> [Work task]: Tell how many lines in the data below include the word "xx控制PID". The answer is the number only.

> [Supplied records]:
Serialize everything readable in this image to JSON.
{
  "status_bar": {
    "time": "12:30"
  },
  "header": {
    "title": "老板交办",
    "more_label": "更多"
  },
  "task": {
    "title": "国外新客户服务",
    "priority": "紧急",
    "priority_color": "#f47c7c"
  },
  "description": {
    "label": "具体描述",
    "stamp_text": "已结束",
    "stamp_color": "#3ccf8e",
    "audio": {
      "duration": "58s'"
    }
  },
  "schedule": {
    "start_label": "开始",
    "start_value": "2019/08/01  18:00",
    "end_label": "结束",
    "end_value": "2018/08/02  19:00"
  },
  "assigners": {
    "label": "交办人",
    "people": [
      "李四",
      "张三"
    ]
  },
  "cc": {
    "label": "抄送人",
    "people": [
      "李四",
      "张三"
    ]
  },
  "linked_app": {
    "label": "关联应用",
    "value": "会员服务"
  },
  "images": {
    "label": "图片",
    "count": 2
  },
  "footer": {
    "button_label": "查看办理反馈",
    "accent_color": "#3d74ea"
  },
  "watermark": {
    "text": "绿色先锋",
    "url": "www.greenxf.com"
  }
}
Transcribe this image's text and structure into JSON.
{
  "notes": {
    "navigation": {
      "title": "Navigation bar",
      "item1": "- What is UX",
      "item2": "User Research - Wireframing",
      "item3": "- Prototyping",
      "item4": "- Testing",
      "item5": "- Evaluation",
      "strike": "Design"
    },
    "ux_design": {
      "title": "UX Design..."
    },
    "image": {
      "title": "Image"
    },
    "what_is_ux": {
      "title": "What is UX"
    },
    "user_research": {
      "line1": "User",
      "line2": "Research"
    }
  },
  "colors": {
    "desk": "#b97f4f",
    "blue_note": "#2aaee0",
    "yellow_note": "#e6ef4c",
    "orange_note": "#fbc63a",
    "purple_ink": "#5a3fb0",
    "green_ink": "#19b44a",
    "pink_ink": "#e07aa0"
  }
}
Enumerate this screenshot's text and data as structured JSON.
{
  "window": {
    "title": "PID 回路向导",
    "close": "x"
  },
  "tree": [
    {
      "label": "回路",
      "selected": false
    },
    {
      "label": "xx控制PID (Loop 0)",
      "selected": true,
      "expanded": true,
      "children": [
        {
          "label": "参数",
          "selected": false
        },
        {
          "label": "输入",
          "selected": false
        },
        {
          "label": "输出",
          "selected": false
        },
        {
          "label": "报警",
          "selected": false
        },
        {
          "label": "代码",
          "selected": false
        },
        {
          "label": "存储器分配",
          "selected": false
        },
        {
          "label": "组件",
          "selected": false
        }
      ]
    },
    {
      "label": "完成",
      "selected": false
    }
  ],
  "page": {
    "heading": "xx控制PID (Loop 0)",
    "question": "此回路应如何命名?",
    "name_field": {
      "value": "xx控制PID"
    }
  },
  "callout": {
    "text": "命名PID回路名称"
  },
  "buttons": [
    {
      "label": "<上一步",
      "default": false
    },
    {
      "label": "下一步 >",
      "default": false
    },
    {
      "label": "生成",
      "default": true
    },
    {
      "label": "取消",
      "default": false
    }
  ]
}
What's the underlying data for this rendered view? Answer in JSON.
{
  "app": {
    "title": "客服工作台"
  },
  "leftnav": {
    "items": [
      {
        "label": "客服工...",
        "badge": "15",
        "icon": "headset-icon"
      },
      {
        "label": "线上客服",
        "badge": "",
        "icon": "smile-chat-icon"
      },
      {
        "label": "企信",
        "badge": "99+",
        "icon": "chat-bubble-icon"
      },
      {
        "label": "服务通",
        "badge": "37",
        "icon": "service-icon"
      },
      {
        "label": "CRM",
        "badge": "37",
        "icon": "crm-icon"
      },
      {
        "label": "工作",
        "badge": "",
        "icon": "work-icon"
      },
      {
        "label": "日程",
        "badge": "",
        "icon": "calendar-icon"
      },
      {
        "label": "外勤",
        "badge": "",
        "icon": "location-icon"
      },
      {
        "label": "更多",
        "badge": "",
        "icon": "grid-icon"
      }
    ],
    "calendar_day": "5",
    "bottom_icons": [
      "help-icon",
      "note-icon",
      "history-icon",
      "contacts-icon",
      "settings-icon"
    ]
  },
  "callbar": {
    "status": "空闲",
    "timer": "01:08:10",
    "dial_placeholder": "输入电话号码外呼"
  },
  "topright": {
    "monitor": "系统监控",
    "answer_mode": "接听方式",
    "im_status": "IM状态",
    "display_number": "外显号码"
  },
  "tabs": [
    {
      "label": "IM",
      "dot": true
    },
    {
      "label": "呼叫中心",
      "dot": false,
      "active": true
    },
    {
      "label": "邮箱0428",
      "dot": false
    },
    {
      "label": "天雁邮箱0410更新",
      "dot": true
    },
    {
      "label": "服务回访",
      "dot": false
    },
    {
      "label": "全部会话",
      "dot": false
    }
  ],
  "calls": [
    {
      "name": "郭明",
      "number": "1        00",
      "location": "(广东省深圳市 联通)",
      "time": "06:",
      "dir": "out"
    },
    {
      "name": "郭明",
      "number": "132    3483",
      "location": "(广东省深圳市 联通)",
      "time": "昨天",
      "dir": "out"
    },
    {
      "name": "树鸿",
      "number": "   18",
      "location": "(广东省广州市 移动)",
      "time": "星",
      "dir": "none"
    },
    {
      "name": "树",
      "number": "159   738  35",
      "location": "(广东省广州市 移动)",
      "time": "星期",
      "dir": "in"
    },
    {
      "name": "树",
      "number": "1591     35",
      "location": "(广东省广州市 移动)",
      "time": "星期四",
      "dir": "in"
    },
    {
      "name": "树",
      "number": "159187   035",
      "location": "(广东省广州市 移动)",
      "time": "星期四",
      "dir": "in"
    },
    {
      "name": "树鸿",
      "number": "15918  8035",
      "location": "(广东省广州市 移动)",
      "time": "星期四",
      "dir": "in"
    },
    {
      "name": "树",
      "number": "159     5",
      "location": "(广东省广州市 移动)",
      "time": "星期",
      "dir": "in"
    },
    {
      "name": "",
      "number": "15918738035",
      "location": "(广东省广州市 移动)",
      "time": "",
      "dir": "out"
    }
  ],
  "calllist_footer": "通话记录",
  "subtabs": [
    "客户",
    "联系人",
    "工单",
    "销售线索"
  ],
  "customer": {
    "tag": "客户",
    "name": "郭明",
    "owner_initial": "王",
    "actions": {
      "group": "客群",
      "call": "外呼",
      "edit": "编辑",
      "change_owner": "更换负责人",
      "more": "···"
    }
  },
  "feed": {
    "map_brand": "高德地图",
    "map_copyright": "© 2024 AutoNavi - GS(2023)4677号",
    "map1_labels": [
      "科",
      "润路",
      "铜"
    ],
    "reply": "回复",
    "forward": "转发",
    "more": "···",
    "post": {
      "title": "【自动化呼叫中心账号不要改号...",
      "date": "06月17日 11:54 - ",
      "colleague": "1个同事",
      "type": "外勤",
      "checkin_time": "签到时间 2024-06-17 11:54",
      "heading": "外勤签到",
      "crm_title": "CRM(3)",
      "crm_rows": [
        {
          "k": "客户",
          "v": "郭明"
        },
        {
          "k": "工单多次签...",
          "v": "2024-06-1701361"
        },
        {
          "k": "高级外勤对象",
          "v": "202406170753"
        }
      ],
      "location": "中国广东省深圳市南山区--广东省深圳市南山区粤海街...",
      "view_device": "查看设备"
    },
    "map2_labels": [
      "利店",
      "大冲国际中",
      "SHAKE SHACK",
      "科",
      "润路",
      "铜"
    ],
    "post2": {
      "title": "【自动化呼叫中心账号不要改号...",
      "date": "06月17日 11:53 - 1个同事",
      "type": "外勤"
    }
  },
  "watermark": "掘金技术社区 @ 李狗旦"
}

> [Written solution]: 3